Postby Steady rider » 24 Jul 2020, 3:44pm

Weaknesses with a meta-analysis approach to assessing cycle helmets. Feb 2017 http://worldtransportjournal.com/wp-con ... eb-opt.pdf

provides the full paper.

Evaluation of Australia's bicycle helmet laws, The Sports Science Summit, O2 venue London UK http://www.cycle-helmets.com/au-assessment-2015.pdf Presented 14 January 2015.

Table 4 shows how the serious injury rate can vary by age group, from 107 for the 9-10 age group to 12 for the 60-64 age group.
Table 3 shows data for Australia, TAC data from accidents involving motor vehicles, 67% of head injuries and concussions were from the 0-17 age group.

The NZ situation may have been similar and a major reduction in cycling for children could have resulted in a much lower overall TBI rate.
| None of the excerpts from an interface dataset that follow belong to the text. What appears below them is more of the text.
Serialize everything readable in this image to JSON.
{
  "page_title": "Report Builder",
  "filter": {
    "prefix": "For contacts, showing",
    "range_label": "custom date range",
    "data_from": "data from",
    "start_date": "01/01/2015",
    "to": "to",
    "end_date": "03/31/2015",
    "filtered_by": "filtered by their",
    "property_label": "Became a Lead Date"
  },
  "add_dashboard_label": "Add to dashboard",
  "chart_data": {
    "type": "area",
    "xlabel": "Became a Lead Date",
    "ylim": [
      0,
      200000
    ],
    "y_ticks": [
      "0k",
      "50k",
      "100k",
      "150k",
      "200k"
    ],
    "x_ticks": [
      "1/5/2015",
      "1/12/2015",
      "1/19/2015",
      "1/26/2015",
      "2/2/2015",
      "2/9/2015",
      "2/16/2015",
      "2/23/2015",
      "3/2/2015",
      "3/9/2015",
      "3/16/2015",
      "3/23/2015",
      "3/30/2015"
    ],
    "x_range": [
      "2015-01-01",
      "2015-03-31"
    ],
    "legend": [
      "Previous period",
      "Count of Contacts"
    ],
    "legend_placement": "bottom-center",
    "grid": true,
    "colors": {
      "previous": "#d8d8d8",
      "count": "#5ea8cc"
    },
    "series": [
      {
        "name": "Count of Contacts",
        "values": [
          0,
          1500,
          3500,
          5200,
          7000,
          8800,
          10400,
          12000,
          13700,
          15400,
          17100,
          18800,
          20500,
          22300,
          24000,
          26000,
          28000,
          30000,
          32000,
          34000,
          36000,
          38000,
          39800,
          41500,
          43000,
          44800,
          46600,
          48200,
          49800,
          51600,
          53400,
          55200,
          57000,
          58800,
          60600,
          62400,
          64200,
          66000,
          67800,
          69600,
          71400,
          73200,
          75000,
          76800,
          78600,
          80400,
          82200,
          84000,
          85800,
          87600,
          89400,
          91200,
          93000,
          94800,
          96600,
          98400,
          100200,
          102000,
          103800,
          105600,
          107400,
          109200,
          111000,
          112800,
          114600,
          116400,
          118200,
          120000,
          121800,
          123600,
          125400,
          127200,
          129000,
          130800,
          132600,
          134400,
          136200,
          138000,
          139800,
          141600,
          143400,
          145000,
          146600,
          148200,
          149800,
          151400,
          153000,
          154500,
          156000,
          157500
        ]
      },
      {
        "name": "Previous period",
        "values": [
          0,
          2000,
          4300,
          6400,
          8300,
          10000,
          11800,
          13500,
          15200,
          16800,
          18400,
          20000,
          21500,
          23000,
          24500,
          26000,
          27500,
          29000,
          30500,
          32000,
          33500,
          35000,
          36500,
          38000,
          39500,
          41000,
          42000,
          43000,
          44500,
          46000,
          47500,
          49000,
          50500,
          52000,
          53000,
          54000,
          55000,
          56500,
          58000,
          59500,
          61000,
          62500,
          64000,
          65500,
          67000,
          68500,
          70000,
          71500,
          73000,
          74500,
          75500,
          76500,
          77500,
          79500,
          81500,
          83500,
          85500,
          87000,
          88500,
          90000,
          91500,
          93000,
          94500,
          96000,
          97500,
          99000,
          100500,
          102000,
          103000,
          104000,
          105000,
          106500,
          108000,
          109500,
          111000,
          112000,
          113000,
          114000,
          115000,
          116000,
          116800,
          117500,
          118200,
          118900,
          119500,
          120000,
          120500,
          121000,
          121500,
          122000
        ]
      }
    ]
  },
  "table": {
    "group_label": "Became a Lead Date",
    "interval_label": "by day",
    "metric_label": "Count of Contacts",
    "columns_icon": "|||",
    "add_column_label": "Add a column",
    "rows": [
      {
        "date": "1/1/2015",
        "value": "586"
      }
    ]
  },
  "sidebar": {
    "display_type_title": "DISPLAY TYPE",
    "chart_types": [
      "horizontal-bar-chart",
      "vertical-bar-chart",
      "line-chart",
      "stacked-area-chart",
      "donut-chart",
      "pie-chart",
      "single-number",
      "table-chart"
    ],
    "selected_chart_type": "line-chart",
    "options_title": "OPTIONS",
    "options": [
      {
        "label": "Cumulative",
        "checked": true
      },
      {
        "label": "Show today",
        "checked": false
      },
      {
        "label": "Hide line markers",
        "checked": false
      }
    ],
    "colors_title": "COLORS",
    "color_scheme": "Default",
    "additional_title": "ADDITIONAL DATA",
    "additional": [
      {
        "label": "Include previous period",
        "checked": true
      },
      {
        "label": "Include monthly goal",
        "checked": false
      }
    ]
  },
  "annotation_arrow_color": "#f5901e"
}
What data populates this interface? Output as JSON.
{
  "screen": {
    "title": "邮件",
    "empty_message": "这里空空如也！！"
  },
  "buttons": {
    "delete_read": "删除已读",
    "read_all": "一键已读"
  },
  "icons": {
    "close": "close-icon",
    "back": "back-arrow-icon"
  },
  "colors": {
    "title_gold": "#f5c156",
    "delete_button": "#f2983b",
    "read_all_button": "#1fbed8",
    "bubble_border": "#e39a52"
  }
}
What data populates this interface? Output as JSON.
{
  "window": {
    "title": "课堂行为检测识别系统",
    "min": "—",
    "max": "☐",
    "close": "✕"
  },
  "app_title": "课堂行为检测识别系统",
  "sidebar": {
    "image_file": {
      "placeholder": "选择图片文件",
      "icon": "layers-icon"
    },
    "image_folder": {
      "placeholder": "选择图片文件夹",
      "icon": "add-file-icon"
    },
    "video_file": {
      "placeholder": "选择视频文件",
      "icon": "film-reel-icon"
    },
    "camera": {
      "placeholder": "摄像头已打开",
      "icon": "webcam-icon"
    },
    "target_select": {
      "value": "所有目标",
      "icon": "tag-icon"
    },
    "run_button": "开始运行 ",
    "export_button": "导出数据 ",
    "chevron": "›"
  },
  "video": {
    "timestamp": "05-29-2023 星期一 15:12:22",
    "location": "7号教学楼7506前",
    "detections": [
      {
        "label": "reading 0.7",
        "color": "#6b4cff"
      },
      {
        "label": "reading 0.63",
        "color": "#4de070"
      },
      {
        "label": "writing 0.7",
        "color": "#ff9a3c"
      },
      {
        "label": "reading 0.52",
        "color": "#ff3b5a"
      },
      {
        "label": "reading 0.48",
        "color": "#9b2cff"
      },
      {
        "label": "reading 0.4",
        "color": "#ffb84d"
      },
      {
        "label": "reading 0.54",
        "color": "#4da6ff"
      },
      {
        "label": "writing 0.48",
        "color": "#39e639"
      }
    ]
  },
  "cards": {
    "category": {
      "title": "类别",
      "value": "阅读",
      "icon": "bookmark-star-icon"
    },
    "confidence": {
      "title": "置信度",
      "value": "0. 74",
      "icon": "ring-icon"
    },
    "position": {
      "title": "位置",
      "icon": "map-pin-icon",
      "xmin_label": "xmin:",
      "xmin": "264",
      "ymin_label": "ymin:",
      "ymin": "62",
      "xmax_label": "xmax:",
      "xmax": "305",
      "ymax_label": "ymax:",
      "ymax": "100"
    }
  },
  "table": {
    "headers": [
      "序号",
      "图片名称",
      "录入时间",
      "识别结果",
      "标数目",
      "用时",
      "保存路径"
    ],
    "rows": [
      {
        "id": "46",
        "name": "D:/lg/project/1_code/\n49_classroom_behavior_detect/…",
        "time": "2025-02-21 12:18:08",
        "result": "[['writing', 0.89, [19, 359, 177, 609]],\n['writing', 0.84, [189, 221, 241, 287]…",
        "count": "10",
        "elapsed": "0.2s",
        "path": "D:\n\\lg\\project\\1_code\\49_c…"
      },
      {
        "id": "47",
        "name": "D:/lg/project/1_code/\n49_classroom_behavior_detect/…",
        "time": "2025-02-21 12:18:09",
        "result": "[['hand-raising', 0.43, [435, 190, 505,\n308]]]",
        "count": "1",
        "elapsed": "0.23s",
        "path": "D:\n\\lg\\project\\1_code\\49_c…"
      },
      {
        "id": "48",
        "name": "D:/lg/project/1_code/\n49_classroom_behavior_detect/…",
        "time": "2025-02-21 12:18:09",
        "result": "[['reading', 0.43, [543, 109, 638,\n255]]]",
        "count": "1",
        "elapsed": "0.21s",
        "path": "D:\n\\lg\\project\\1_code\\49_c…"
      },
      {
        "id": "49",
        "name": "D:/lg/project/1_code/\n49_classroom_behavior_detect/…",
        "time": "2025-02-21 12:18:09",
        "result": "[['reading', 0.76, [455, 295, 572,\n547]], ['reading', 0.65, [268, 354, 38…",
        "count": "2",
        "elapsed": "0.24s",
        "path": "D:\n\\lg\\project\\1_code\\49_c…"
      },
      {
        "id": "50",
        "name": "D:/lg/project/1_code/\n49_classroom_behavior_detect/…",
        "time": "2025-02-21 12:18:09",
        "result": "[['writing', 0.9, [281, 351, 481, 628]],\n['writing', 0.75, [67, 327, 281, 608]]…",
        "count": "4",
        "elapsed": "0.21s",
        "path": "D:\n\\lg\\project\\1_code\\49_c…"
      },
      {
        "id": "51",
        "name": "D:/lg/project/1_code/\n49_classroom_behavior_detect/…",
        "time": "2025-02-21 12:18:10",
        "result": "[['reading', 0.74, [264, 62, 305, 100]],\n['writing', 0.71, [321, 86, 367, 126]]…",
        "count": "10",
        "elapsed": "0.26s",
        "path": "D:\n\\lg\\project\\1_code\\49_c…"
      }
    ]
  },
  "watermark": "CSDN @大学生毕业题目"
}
If the TBI data by age group had been readily available a fuller analysis could have been provided. The 2012 NZ paper used fatality data that is probably more reliable than TBI data.